An outdoor setting for this current performance was ideal and really allowed the audience to “enter the world of the play.” Okerstrom-Lang, as Edgar, took every opportunity to enhance his portrayal of Edgar as Poor Tom by rubbing real dirt from the edges of the pavilion onto his body and picking up sharp looking rocks and twigs to mutilate himself (thankfully this last was only play-acting) and many other actors took advantage of the setting to effect dramatic entrances and exits.

In addition, there is nothing like being outdoors to feel a part of the famous storm scene.

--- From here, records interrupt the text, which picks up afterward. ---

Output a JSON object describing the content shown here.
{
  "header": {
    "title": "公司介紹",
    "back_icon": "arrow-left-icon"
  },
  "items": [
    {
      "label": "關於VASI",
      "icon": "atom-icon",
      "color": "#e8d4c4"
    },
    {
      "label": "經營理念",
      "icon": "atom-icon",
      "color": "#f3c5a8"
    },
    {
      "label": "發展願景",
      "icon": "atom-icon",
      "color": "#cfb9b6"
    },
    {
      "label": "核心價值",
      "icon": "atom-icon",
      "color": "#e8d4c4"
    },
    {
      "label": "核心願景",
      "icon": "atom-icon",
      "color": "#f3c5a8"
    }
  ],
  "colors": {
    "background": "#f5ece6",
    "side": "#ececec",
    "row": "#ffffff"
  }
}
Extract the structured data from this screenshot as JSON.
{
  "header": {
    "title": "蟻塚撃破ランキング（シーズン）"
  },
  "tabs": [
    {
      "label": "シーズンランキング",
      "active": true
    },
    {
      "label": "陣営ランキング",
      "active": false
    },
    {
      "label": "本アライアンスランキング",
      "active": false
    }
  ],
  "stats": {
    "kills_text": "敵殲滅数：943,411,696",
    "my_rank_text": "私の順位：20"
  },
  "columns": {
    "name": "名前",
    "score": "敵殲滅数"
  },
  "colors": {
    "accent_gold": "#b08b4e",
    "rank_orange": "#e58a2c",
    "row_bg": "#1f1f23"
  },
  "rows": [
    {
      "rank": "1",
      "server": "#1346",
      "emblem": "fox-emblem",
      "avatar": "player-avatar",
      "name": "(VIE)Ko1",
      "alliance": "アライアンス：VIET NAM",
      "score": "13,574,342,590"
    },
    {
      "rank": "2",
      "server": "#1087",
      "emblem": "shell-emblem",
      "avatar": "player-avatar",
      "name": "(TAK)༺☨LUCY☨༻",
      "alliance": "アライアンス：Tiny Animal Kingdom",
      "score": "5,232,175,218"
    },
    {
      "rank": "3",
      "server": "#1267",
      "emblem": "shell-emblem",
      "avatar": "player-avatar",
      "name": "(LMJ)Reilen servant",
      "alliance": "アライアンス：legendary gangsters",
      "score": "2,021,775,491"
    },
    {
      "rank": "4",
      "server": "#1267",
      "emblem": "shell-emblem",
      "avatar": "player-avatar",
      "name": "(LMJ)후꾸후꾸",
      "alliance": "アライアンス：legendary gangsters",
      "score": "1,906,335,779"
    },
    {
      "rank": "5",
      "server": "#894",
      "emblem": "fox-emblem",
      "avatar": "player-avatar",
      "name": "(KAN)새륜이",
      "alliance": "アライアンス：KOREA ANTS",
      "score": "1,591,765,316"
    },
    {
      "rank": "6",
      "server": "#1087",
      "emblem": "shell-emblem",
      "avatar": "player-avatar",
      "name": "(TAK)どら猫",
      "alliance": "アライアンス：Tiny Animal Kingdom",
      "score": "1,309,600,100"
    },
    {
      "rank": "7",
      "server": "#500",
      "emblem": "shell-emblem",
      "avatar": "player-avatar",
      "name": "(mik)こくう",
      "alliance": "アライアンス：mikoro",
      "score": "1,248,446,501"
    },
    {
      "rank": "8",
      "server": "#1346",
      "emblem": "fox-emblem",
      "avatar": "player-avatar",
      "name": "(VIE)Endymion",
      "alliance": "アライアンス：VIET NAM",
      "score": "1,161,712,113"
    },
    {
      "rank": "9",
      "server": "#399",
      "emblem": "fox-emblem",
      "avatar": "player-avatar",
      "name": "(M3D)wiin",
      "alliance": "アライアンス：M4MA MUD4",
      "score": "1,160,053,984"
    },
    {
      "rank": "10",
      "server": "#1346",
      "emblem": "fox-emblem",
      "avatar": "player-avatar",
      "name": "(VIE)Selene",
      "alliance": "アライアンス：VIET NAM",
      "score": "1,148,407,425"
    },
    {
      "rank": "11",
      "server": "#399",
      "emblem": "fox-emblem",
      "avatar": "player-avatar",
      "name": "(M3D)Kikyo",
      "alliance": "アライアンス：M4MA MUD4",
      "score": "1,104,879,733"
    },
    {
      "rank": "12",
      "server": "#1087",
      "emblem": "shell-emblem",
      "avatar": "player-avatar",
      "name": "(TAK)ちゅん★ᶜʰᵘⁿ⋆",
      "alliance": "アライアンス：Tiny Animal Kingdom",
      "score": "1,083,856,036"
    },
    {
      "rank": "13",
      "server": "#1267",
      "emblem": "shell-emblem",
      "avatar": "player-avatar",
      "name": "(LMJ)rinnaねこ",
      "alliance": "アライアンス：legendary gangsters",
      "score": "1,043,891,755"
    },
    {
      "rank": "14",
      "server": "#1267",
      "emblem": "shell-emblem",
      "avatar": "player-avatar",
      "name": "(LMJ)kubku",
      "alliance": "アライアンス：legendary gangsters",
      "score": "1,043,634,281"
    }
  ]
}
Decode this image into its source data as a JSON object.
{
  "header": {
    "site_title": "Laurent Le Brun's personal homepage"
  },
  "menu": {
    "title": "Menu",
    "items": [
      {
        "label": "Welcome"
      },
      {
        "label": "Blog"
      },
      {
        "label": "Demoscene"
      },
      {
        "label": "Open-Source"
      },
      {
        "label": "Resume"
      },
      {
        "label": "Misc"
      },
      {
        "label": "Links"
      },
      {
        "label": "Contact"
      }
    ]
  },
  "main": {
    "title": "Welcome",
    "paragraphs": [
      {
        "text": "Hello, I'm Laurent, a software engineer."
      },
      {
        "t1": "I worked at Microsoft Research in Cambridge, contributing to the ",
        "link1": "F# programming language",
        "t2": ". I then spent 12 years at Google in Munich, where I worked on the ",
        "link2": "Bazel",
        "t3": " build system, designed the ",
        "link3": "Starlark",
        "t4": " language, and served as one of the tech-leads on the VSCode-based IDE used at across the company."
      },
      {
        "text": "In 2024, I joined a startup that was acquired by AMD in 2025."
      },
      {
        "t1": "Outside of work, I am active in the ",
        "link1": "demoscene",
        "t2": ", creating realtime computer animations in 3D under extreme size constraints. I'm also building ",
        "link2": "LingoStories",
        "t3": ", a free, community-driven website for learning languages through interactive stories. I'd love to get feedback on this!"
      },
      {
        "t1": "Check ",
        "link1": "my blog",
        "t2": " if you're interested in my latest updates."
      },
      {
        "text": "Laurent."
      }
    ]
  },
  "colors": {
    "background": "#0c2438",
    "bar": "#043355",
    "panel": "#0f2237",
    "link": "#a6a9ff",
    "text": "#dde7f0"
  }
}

Through the amazing performances of the actors on stage and appropriate use of lighting and sound effects, it was possible to almost actually feel the [nonexistent] rain while watching the play.

In all, this was an incredible experience at Interlochen for both Linda and myself and a wonderful way of celebrating David Montee’s retirement after 21 years of being the Director of the Theatre Arts Division at Interlochen Arts Academy.

But, Montee was quick to point out to us that he is not finished with acting and will certainly be back for future productions at the Interlochen Shakespeare Festival or other venues, “if they ask me."

I have no doubt at all, David, that they will.

Popular posts from this blog

New Anonymous film trailer posted on YouTube

A second film trailer for Roland Emmerich's film, Anonymous , was posted on YouTube August 5, 2011. Emmerich's historical thriller about the Shakespeare authorship controversy is scheduled for wide-release in the U.S. October 28, 2011. A preview will be screened on Sept. 7, 2011 in downtown Portland, Oregon as part of the Shakespeare Authorship Research Centre 's annual  conference September 6-9, 2011 .  Anonymous will also be featured at the Toronto International Film Festival to be held September 8-18, 2011. Emmerich's film has Stratfordians aflutter, fearing examination of the traditional attribution of Shakespeare's plays may damage the brand. Instead of welcoming interest in Shakespeare's life and times, they are boarding up the windows against a flood of inquiry. The previously taboo topic of Shakespeare authorship is now allowed in the hallowed halls of Stratford-on-Avon so that a rear guard action against apostasy can be mounted. Paul Edmo

Warren creates index of Oxfordian newsletter and journal articles

Sailors in the Shakespeare authorship sloop are an independent crew used to charting their own course, but even among this notoriously self-confident coterie, James Warren astounds us with his initiative. The Sacramento native has lived overseas for the past 20 years, most recently in Pakistan and Vietnam, serving as a Foreign Service Officer with the U.S. Department of State. When he became interested in the Shakespeare authorship mystery, he created a tool that he needed for his research.  Warren explains: I became aware of the authorship issue about five years ago, and since then focused on acquiring and reading many books on it and Edward de Vere. I hadn’t paid much attention to the (Shakespeare Oxford Society and Shakespeare Fellowship websites. . . . However, after joining the SOS and SF earlier this year, in March I learned about the SOS newsletter, SF’s Shakespeare Matters , The Oxfordian, Brief Chronicles   and other publications all at the same time, and was almost over

Ros Barber's new Shakespeare authorship book out November 24, 2013

by Linda Theil Ros Barber's Shakespeare: The Evidence --The Authorship Question Clarified will be published Nov. 24, 2013. Info at . Video promo for the book (above) is available on YouTube at Shakespeare: The Evidence. Promo material on the publisher's page says: Whether you are a firm believer that Shakespeare wrote Shakespeare, or suspect that he didn't, this book aims to enable readers to gain a more comprehensive knowledge of the problems at hand, clarify their thinking, and identify weaknesses in, and logical rebuttals to, the arguments of their opponents, as well as potentially strengthening their own. Ros Barber, PhD is the author of The Marlowe Papers (St. Martin's Press, 2013) that won the Hoffman Prize in manuscript in 2011. UPDATE 11/17/13 : A note published today by Ros Barber at  says the first installment of the  Shakespeare: The Evidence  ebook will be published o